• [Entries provided]:
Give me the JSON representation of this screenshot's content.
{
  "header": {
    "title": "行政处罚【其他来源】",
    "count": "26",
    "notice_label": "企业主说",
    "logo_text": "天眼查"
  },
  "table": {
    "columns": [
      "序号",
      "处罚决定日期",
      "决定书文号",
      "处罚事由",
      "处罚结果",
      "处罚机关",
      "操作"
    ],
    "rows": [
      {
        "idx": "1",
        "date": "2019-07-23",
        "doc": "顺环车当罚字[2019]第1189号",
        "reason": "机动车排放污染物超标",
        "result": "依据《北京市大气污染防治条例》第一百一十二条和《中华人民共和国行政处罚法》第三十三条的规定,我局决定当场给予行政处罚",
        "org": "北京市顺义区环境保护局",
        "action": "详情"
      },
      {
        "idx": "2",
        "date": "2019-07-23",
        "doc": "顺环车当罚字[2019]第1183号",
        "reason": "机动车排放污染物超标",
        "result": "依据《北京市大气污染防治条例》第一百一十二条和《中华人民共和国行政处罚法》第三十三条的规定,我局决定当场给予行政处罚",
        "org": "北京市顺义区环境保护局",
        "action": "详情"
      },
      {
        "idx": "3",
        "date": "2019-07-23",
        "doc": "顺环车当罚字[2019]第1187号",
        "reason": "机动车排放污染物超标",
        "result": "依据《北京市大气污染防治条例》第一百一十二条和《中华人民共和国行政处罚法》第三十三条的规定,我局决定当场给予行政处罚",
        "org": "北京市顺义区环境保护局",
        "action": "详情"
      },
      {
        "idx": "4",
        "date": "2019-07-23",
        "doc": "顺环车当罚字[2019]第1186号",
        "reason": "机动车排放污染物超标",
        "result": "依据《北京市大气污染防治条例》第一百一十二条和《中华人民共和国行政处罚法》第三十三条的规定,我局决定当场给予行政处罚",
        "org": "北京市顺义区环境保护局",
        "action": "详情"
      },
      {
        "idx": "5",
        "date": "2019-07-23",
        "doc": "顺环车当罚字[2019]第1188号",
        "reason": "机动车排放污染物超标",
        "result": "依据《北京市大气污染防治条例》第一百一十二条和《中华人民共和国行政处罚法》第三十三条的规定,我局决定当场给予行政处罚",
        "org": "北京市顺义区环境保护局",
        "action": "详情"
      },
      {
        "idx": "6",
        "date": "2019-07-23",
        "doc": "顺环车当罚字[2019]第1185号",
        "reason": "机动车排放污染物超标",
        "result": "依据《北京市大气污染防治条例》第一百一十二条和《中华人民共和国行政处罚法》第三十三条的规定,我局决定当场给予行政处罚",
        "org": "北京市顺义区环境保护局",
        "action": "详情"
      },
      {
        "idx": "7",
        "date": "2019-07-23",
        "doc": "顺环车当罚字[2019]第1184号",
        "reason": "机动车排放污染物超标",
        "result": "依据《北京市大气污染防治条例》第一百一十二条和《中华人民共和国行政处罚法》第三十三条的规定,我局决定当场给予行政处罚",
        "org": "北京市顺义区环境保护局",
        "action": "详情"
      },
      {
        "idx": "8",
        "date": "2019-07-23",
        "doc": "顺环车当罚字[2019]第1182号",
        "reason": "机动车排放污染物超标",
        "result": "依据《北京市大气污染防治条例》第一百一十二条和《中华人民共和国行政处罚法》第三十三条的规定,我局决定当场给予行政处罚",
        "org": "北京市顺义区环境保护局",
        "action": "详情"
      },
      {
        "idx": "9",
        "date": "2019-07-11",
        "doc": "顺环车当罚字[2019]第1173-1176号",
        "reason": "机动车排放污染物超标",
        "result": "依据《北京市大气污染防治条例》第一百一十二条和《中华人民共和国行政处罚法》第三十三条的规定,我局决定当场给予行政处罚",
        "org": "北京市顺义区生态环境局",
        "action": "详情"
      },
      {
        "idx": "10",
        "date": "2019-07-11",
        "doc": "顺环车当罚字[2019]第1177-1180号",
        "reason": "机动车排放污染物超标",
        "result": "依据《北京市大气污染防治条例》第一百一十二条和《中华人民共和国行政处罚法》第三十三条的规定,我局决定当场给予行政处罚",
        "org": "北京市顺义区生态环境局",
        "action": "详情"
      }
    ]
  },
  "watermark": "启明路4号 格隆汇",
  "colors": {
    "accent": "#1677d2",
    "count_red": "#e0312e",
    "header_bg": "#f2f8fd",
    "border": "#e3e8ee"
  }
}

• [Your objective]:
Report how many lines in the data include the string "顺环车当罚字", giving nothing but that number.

• [Answer for the task]:
10